> Excerpted records:
BEGIN
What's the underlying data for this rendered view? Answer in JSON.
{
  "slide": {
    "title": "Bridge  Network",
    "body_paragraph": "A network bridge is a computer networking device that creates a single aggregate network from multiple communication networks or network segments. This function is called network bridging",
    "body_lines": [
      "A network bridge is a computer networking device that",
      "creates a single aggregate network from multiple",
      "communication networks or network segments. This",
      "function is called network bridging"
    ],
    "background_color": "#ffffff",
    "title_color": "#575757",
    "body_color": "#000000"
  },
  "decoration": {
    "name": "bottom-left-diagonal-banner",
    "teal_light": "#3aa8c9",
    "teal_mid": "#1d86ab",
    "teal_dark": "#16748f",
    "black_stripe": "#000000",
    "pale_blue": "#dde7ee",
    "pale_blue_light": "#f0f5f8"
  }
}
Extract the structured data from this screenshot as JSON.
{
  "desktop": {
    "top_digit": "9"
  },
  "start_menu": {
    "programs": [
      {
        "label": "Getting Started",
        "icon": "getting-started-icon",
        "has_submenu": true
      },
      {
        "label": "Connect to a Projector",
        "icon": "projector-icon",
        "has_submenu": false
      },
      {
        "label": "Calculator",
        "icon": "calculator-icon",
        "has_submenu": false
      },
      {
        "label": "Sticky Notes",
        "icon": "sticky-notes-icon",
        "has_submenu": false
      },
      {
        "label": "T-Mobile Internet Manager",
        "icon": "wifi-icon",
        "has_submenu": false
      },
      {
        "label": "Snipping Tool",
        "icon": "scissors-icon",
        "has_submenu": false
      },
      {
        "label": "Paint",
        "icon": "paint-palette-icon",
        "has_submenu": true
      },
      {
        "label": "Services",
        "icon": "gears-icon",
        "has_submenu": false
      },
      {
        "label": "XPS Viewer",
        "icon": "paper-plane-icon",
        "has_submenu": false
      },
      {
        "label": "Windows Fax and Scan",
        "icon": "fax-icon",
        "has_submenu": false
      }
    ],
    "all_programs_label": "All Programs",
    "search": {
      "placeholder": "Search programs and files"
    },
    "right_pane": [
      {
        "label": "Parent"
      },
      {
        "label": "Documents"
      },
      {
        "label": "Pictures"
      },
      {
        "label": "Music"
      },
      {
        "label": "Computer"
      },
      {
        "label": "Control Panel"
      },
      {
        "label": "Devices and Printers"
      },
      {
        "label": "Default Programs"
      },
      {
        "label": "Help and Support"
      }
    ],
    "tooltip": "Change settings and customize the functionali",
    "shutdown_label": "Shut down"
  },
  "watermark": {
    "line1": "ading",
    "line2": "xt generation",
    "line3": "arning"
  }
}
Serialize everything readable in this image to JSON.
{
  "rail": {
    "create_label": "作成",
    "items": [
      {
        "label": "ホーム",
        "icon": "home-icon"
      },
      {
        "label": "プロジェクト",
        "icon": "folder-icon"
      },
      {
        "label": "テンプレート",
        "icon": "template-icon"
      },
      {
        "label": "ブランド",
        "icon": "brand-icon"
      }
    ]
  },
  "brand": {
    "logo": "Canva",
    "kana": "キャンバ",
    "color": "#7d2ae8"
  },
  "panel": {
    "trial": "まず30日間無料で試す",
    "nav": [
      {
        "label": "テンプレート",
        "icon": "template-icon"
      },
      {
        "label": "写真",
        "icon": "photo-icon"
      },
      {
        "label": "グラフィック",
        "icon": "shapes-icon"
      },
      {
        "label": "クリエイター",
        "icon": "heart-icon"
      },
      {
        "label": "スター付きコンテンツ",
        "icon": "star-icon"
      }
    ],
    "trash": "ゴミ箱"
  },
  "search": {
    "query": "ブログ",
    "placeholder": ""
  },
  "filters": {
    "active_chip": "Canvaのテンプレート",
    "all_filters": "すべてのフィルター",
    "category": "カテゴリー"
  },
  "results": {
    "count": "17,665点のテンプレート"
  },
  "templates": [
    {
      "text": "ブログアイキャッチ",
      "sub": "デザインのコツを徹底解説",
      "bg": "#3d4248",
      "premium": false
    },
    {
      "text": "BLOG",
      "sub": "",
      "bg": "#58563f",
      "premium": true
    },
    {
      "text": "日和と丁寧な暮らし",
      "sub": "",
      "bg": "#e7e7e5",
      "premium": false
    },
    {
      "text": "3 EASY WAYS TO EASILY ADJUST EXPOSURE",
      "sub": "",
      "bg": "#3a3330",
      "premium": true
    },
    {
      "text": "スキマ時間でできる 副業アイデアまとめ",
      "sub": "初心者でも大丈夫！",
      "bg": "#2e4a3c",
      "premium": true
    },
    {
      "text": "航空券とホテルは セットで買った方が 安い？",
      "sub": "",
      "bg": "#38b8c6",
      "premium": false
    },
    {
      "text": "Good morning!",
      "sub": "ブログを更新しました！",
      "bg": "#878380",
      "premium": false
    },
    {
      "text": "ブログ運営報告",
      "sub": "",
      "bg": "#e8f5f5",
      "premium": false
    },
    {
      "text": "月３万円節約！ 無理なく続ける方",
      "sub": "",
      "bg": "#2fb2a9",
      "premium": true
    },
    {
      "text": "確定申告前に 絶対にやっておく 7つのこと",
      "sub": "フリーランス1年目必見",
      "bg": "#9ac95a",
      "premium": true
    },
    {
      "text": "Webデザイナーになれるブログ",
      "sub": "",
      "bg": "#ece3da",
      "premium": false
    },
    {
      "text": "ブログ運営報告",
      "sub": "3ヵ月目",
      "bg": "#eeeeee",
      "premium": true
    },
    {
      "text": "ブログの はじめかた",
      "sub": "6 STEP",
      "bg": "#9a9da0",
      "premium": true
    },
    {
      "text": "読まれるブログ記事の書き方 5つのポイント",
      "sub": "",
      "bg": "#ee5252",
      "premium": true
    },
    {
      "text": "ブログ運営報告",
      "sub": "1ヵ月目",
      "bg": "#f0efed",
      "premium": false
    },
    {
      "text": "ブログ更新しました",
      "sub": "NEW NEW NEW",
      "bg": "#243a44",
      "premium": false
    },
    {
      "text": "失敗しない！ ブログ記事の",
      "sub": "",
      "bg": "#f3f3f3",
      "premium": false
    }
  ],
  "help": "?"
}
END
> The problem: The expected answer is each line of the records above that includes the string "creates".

> Your solution:
    "body_paragraph": "A network bridge is a computer networking device that creates a single aggregate network from multiple communication networks or network segments. This function is called network bridging",
      "creates a single aggregate network from multiple",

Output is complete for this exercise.